Three brothers who were slightly younger than her refused and, during the war, joined the Bialystok partisans and survived.
Another brother died, but the circumstances of his death are uncertain. It is believed that he may have shot himself to avoid capture by the Nazis. Everyone else in the family was murdered in Auschwitz.
In her younger years Sandler found the Holocaust too disturbing a subject to discuss. But when she had an opportunity around a decade ago to take a roots trip to Poland with a group from Kibbutz Ein Gedi, she said that she would go only if her grandmother’s shtetl was included in the itinerary.
Even though there was so little left to see, and despite the fact that she knew so little of her family’s background despite her Internet delving, Sandler felt a connection.
Through Traison, she met Glebocki, and asked him if he could find some concrete information for her – and he did, as he subsequently did for several other people whose roots are in his town. He gave her documents related to her great-grandfather.
She was ecstatic, and decided to bring him to Israel to participate in the Holocaust remembrance ceremony at Yad Vashem and a memorial ceremony at the Holon cemetery with Israeli descendants of his town, most of whom had met him in Poland, and were eager to welcome him to Israel.
IN ADDITION to tracking data, Glebocki takes people on guided tours, pointing out where Jewish sites used to be, and participates with them in memorial services . Much of the town was burned to the ground by the Nazis.

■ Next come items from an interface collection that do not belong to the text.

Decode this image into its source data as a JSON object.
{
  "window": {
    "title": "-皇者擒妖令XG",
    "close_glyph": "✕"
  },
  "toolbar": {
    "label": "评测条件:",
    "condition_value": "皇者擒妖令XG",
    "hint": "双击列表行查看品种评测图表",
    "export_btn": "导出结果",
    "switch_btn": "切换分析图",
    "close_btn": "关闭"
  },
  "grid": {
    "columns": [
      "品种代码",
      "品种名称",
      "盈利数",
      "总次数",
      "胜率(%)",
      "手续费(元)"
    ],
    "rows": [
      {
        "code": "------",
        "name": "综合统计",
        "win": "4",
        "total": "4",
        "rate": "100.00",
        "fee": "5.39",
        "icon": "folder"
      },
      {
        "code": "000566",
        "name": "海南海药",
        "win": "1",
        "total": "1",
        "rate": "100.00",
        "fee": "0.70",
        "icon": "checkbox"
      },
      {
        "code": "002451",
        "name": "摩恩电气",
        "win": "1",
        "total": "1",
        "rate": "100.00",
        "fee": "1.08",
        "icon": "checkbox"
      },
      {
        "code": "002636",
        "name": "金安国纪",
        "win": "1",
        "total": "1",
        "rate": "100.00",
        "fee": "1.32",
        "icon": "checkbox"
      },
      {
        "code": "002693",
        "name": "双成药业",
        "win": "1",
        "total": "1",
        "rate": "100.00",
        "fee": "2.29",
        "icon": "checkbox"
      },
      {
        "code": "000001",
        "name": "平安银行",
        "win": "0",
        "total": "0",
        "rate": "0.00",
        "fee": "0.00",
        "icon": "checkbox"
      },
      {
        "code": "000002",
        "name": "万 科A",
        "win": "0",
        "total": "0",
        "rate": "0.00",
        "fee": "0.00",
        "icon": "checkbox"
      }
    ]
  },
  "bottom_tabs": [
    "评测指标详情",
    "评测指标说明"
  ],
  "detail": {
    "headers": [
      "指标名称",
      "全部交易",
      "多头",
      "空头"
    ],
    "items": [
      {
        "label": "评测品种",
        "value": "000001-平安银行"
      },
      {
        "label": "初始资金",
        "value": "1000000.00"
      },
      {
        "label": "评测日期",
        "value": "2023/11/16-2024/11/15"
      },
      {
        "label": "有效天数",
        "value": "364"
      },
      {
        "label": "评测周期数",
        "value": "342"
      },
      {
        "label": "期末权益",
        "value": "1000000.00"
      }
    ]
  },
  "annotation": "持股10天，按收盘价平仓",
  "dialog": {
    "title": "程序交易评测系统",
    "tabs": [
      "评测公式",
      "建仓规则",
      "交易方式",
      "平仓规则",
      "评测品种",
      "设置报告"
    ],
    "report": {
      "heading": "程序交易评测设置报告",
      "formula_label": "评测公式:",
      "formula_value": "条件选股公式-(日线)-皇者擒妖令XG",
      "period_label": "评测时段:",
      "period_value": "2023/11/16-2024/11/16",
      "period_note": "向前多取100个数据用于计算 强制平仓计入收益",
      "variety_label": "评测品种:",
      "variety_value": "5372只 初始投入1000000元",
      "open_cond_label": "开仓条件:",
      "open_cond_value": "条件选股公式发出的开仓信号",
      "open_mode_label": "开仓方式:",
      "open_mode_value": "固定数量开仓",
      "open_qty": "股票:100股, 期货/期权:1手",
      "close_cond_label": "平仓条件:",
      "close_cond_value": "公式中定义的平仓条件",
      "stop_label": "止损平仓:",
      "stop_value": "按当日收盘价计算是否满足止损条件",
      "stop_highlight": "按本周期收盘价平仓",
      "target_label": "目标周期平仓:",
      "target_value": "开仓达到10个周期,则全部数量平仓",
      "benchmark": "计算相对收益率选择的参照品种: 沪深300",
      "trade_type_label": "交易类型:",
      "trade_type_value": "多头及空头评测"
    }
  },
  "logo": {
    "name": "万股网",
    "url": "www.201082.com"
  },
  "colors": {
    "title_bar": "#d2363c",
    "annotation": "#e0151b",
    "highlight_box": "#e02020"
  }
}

In August 1941, all the Jews, including those brought in from elsewhere, were confined to a ghetto, which was destroyed in November 1942, after which the Jews were sent to a nearby forced labor camp and, in January 1943, to Auschwitz.
Glebocki would love to spend a year studying and researching in Israel, but the salary of a Polish teacher is even worse than that of an Israeli teacher. If he could get a scholarship of some kind, he would be delighted.
He might have been able to take a year off, if he had asked for payment for all the research he’s done, but he never asks for money. He doesn’t refuse it if someone offers, but he never asks.
Both Poles and Jews are convinced that he has a Jewish skeleton in the family closet, but he assures them that this is not so.
“I’m Catholic. I don’t have any Jewish roots,” he says.
On the subject of the current crisis between Poles and Jews, or more accurately, the Polish government, Glebocki says: “The new law is not good for building Polish-Jewish relations. We had something positive, but it has deteriorated.”